## Exercise prompt
Give only the number of lines in the records below that contain the word "Servidor".

Interface dataset entries:
__________________________________________________

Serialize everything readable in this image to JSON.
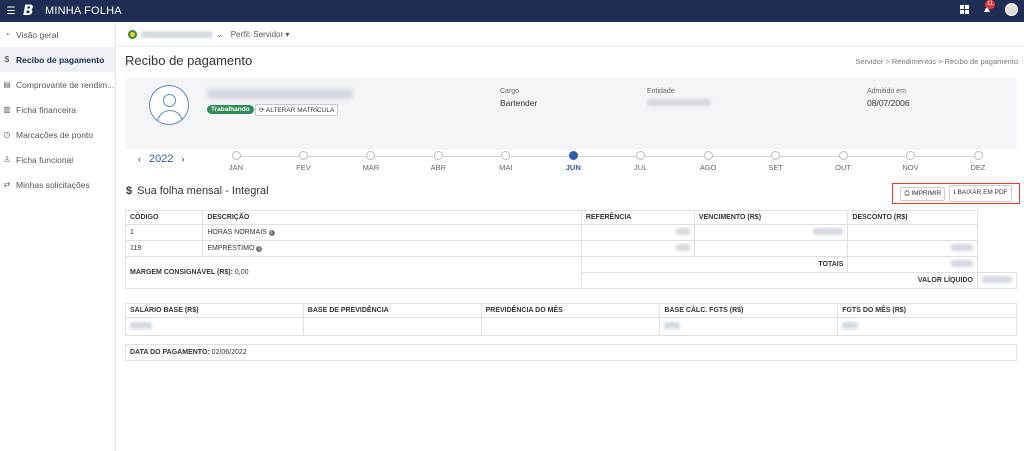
{
  "app": {
    "title": "MINHA FOLHA",
    "logo_letter": "B",
    "notif_count": "11"
  },
  "sidebar": {
    "items": [
      {
        "icon": "◔",
        "label": "Visão geral"
      },
      {
        "icon": "$",
        "label": "Recibo de pagamento"
      },
      {
        "icon": "▤",
        "label": "Comprovante de rendim..."
      },
      {
        "icon": "▥",
        "label": "Ficha financeira"
      },
      {
        "icon": "◷",
        "label": "Marcações de ponto"
      },
      {
        "icon": "♙",
        "label": "Ficha funcional"
      },
      {
        "icon": "⇄",
        "label": "Minhas solicitações"
      }
    ]
  },
  "profile": {
    "label": "Perfil: Servidor ▾"
  },
  "page": {
    "title": "Recibo de pagamento",
    "breadcrumb": "Servidor > Rendimentos > Recibo de pagamento"
  },
  "employee": {
    "status": "Trabalhando",
    "change_btn": "⟳ ALTERAR MATRÍCULA",
    "cargo_label": "Cargo",
    "cargo_value": "Bartender",
    "entidade_label": "Entidade",
    "admitido_label": "Admitido em",
    "admitido_value": "08/07/2006"
  },
  "timeline": {
    "year": "2022",
    "prev": "‹",
    "next": "›",
    "months": [
      "JAN",
      "FEV",
      "MAR",
      "ABR",
      "MAI",
      "JUN",
      "JUL",
      "AGO",
      "SET",
      "OUT",
      "NOV",
      "DEZ"
    ],
    "active_month": "JUN"
  },
  "folha": {
    "icon": "$",
    "title": "Sua folha mensal - Integral",
    "print_btn": "IMPRIMIR",
    "pdf_btn": "BAIXAR EM PDF"
  },
  "table": {
    "headers": [
      "CÓDIGO",
      "DESCRIÇÃO",
      "REFERÊNCIA",
      "VENCIMENTO (R$)",
      "DESCONTO (R$)"
    ],
    "rows": [
      {
        "code": "1",
        "desc": "HORAS NORMAIS"
      },
      {
        "code": "119",
        "desc": "EMPRÉSTIMO"
      }
    ],
    "margem_label": "MARGEM CONSIGNÁVEL (R$):",
    "margem_value": "0,00",
    "totais_label": "TOTAIS",
    "liquido_label": "VALOR LÍQUIDO"
  },
  "summary": {
    "headers": [
      "SALÁRIO BASE (R$)",
      "BASE DE PREVIDÊNCIA",
      "PREVIDÊNCIA DO MÊS",
      "BASE CÁLC. FGTS (R$)",
      "FGTS DO MÊS (R$)"
    ]
  },
  "payment": {
    "label": "DATA DO PAGAMENTO:",
    "value": "02/06/2022"
  },
  "colors": {
    "navy": "#1f2c54",
    "accent": "#2f5da8",
    "status_green": "#2e8b57",
    "highlight_red": "#e53935"
  }
}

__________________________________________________

## Written response
2